Admissible Evidence (Random Sightings)

by d a levy and Kent Taylor. Kirpin Press. Editor A. Horvath. P.O. Box 2943, Vancouver, WA 98668-2943.

Book Review by
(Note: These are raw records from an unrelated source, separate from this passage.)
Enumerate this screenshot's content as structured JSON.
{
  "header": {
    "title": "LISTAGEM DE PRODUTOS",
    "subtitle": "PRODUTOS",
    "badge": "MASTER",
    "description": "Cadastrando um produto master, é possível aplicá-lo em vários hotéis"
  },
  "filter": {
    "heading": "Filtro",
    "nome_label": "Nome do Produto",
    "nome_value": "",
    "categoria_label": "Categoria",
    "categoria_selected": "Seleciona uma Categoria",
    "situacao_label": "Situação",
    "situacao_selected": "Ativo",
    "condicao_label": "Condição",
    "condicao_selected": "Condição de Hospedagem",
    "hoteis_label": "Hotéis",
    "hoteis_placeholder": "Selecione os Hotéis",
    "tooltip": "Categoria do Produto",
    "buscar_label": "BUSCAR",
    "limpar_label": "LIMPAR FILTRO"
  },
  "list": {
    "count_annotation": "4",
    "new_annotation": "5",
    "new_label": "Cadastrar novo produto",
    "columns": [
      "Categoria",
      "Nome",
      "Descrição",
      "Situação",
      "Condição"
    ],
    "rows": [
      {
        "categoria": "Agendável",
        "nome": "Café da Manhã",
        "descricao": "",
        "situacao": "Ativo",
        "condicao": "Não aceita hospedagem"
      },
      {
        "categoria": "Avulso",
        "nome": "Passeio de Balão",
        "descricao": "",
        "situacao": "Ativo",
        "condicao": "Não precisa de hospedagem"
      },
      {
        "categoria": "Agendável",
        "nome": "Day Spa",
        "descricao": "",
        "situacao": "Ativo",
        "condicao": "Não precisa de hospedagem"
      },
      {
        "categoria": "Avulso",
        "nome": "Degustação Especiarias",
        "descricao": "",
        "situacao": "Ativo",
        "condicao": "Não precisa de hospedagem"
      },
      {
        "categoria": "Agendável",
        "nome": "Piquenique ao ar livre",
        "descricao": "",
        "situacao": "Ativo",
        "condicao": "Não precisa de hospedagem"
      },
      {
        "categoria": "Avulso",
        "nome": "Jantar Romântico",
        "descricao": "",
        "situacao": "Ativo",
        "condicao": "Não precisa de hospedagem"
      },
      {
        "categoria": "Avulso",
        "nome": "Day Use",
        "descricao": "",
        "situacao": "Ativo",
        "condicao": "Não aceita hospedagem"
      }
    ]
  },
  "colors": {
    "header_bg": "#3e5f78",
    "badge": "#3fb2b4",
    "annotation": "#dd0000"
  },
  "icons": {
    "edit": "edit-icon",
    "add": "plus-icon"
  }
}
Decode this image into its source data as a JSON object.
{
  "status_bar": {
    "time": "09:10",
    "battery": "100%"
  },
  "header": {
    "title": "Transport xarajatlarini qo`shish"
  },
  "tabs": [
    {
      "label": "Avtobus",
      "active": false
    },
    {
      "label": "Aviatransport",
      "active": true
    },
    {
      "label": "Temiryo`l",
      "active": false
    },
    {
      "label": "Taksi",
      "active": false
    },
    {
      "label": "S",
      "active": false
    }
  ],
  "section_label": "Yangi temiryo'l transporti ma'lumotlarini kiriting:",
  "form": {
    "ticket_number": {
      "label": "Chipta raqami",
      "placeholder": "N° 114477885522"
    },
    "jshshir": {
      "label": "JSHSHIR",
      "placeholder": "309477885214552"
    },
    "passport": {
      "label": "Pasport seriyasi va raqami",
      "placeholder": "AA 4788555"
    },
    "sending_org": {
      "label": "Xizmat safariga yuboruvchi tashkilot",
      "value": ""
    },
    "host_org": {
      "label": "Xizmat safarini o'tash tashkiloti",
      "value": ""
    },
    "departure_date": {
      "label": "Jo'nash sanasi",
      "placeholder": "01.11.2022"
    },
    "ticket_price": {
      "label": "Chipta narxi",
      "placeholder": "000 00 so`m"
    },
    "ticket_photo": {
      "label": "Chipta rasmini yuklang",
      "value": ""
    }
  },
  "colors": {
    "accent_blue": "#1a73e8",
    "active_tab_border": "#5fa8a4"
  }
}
This is a wonderful historical document and should act as prototype for any such publication. It is a poetry reading given in Cleveland, Ohio in 1967 by d. a. levy and Kent Taylor. The book includes a CD of that reading and the poems in the book are the poems read at that reading and in the order in which they were presented. Levy has entered the mythic. He is the epitome, the essence and the definition of the rebel poet going contrary to law and the repressive order of society and allowing his poetic voice to sing loud. You can read about levy and you can read levy’s poems. Here, you can hear levy read the works. The poems are juxtaposed fragments of mind and silences and they sound with youthful and romantic truth (and he knows it himself and comments about such in his own poetry). Yet he is political, political because he calls it: THE POWER, out on the rug. No he does not sit home in his parent’s paid for apartment and mumble among friends that yes ’ it is a horrible war in Iraq or Vietnam or Johnson this, Bush W. that, and closes the eyes. Oh Sigh. Levy was out there with his poetry-speaking tough against it: THE POWER. He wore his ethics like a flag. I like em. I like the poems. You feel the portal to the soul. But when you listen to levy you hear the young man voice, quiet and measured in truth poetry moral speaking, almost squeaking in its tiny-ness in the immense problem of repression in the world. The poems are not pornographic, dirty or even violent. The easy speaking Cleveland cadence allows one to hear the simple yet direct poetry of that era when being morally just and standing up, speaking up - when in your own voice speeching really meant speaking. AH, it is a marvelous thing we have here. And following levy is Kent Taylor again with the measured slow and clear Cleveland speaking young man voice. The immediacy of his poetry is not a roar but in the clear simplicity that Kent Taylor relates the mood of his daily writing ritual thought. Unabashedly clear and simple knife that slices the bread, butters it. He titles many of his works the day they were written, trusting his perception. And like levy it is a young man voice. Not rallying the masses for peace or revolution but speaking the direct nakedness of the heart and soul that so defined and marked that era. An era when audiences didn’t sleep in the back row or dream of Chinese food afterwards. Nope. It was believe! That poetry of the direct phone line brought together one person and then another and there was frank conversation and from that came definition and freedom. Walt Whitman said poets need good audiences. Today’s audiences are a sad and sour sack of chewed up pencils without erasers. Poets are more gymnasts than human is. Faith, ah, want faith in poetry? Listen to a few young guys. Young people poems ina church basement in Cleveland in 1967. The Draft outside, cops, crushing filth with the river pollution burning, burning. Kent Taylor and d a levy. One tiger and one tiger. Tyger tyger burning bright.